WHAT NEEDS TO BE DONE:
In your copy, reproduce the entries exactly as they are, minus the images.

DATA TO USE:

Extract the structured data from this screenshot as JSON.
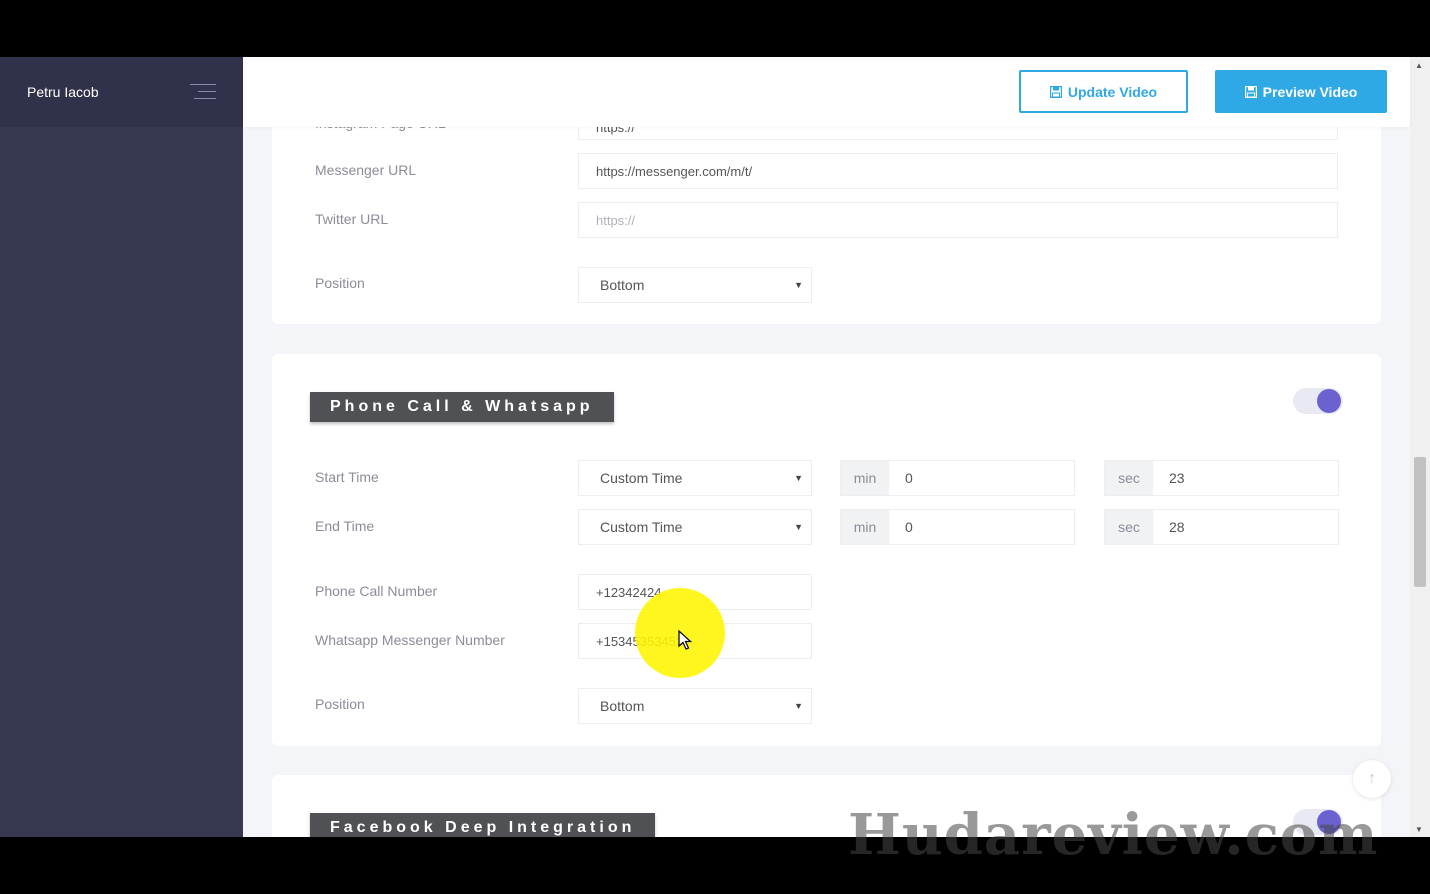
{
  "sidebar": {
    "user_name": "Petru Iacob"
  },
  "toolbar": {
    "update_label": "Update Video",
    "preview_label": "Preview Video"
  },
  "social_section": {
    "partial_label": "Instagram Page URL",
    "partial_value": "https://",
    "messenger_label": "Messenger URL",
    "messenger_value": "https://messenger.com/m/t/",
    "twitter_label": "Twitter URL",
    "twitter_placeholder": "https://",
    "position_label": "Position",
    "position_value": "Bottom"
  },
  "phone_section": {
    "title": "Phone Call & Whatsapp",
    "start_time_label": "Start Time",
    "start_time_value": "Custom Time",
    "start_min_prefix": "min",
    "start_min_value": "0",
    "start_sec_prefix": "sec",
    "start_sec_value": "23",
    "end_time_label": "End Time",
    "end_time_value": "Custom Time",
    "end_min_prefix": "min",
    "end_min_value": "0",
    "end_sec_prefix": "sec",
    "end_sec_value": "28",
    "phone_label": "Phone Call Number",
    "phone_value": "+12342424",
    "whatsapp_label": "Whatsapp Messenger Number",
    "whatsapp_value": "+15345353453",
    "position_label": "Position",
    "position_value": "Bottom",
    "toggle_on": true
  },
  "facebook_section": {
    "title": "Facebook Deep Integration",
    "toggle_on": true
  },
  "watermark": "Hudareview.com",
  "colors": {
    "accent": "#2fa8e6",
    "toggle": "#6b62cf",
    "sidebar": "#373851",
    "title_bg": "#505155"
  }
}
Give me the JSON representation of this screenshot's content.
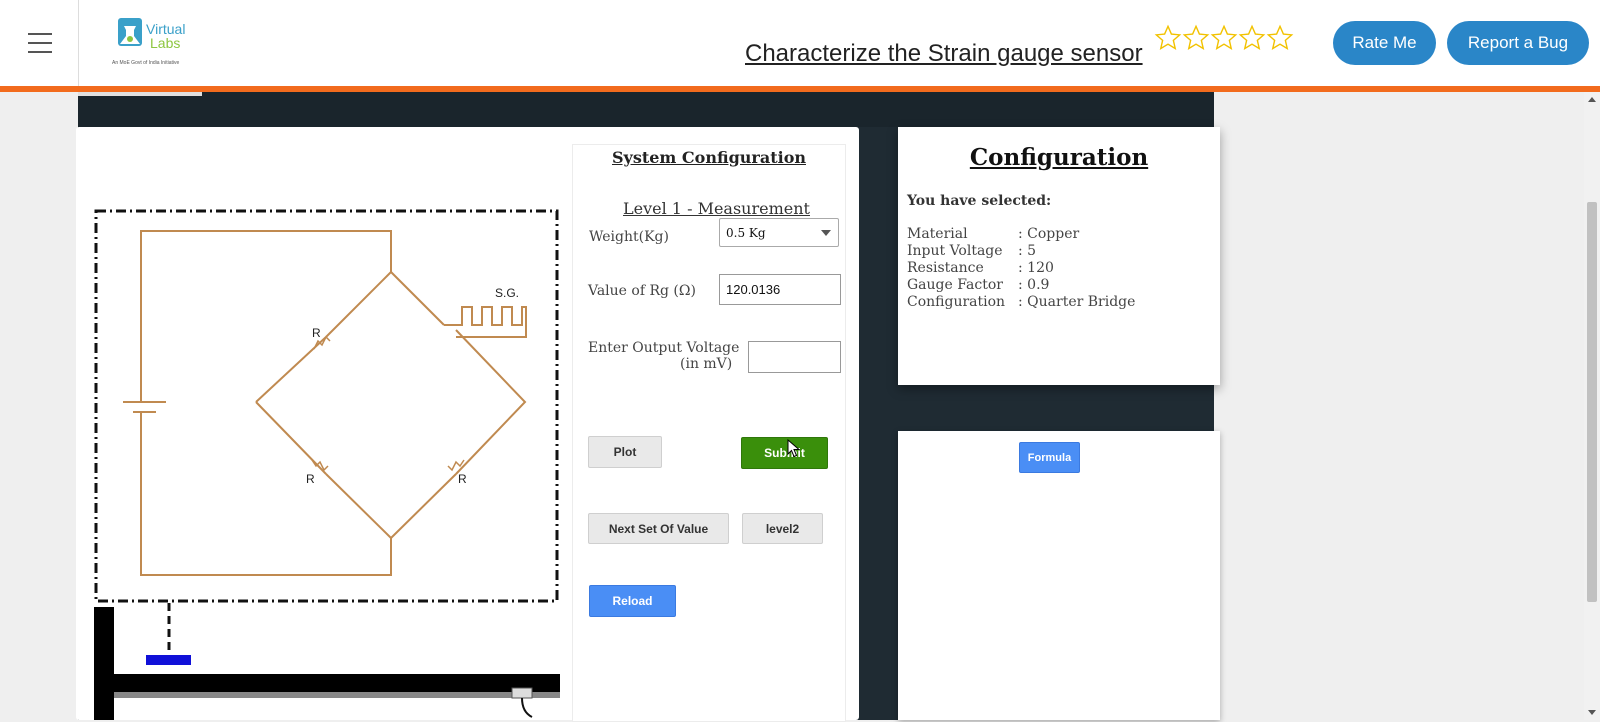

TASK OUTPUT:
Extract the structured data from this screenshot as JSON.
{
  "sidebar": {
    "user_name": "Petru Iacob"
  },
  "toolbar": {
    "update_label": "Update Video",
    "preview_label": "Preview Video"
  },
  "social_section": {
    "partial_label": "Instagram Page URL",
    "partial_value": "https://",
    "messenger_label": "Messenger URL",
    "messenger_value": "https://messenger.com/m/t/",
    "twitter_label": "Twitter URL",
    "twitter_placeholder": "https://",
    "position_label": "Position",
    "position_value": "Bottom"
  },
  "phone_section": {
    "title": "Phone Call & Whatsapp",
    "start_time_label": "Start Time",
    "start_time_value": "Custom Time",
    "start_min_prefix": "min",
    "start_min_value": "0",
    "start_sec_prefix": "sec",
    "start_sec_value": "23",
    "end_time_label": "End Time",
    "end_time_value": "Custom Time",
    "end_min_prefix": "min",
    "end_min_value": "0",
    "end_sec_prefix": "sec",
    "end_sec_value": "28",
    "phone_label": "Phone Call Number",
    "phone_value": "+12342424",
    "whatsapp_label": "Whatsapp Messenger Number",
    "whatsapp_value": "+15345353453",
    "position_label": "Position",
    "position_value": "Bottom",
    "toggle_on": true
  },
  "facebook_section": {
    "title": "Facebook Deep Integration",
    "toggle_on": true
  },
  "watermark": "Hudareview.com",
  "colors": {
    "accent": "#2fa8e6",
    "toggle": "#6b62cf",
    "sidebar": "#373851",
    "title_bg": "#505155"
  }
}
Give me the JSON representation of this screenshot's content.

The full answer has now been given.